In comparison, the film starring Dakota Johnson and Jamie Dornan was given an 18 certificate by the British Board of Film Classification (BBFC).
America’s ratings board, for its part, gave the film an R rating, meaning anyone under the age of 17 must be accompanied by a parent.
“What the court needs to decide is whether showing an adult film – it can only be described as such as it is about a sadomasochistic love affair – is appropriate for children.”
Promouvoir also attempted to have the age classification for 50 Shades of Grey, the first film in the trilogy, raised from its original 12 certificate, but its request was denied.
The traditionalist lobby group has successfully had a string of high-profile films rerated thanks to a clause in French film classification rules which allows films to be banned for children or even pulled from cinemas if they might affect a child’s “emotional development”.
Lesbian romance Blue is the Warmest Colour had its rating raised from a 12 to an 18 certificate because of its explicit sex scenes just weeks after its big screen release because of the pressure group.
Lars Von Trier’s 2009 horror film Antichrist was also given a new rating after Promouvoir pushed for its rating to be raised from a 16 to an 18 certificate over its violent content and graphic sex scenes.
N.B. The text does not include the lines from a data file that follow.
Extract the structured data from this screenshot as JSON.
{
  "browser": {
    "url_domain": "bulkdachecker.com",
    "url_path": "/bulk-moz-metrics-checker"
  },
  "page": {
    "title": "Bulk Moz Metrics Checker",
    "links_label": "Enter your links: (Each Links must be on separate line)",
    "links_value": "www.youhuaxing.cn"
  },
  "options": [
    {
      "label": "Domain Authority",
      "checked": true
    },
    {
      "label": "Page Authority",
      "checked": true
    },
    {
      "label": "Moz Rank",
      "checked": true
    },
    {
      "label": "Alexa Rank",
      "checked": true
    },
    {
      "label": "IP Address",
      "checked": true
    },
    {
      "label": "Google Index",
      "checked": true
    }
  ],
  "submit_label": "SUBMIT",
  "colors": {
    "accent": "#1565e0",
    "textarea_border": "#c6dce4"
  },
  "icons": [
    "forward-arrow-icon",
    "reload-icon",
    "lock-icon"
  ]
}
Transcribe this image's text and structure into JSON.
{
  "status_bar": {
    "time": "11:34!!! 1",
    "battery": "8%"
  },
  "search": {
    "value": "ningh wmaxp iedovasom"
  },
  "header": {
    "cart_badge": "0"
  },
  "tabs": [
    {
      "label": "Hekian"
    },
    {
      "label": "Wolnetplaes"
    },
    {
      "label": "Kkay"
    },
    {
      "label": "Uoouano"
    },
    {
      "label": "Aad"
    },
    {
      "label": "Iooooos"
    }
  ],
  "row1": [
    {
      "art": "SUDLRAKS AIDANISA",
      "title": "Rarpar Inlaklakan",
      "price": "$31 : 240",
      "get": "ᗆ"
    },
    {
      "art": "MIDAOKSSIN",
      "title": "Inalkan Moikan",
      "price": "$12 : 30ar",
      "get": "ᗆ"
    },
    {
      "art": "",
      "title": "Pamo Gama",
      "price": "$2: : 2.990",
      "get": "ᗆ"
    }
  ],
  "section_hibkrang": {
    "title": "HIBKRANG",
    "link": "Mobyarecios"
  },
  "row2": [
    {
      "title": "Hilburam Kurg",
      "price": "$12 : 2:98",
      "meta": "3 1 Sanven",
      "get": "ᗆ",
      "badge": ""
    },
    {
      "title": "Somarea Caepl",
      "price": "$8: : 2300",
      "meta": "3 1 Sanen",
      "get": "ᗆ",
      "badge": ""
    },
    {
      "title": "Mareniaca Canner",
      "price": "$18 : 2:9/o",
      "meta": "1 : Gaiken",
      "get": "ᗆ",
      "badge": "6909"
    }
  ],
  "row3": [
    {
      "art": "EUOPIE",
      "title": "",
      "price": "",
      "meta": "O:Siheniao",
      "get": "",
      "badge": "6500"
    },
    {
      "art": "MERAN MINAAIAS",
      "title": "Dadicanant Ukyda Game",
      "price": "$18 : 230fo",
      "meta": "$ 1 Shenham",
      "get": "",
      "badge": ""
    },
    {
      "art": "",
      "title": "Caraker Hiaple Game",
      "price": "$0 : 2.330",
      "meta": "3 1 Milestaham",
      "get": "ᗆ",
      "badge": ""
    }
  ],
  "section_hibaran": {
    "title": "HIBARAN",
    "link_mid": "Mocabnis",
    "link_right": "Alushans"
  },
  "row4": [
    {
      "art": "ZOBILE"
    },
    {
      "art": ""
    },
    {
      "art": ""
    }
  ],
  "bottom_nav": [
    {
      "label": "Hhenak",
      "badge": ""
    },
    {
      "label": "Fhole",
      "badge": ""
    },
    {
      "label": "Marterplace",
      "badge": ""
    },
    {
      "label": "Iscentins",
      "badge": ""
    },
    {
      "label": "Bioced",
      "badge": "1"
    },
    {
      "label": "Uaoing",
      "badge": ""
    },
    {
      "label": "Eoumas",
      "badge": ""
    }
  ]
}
The court ruled at the time that the under-16 rating given by the culture ministry had been a “mistake”.
Promouvoir’s legal successes, however, have prompted the culture ministry – which has overturned several of the bans – to order an overhaul of the rules.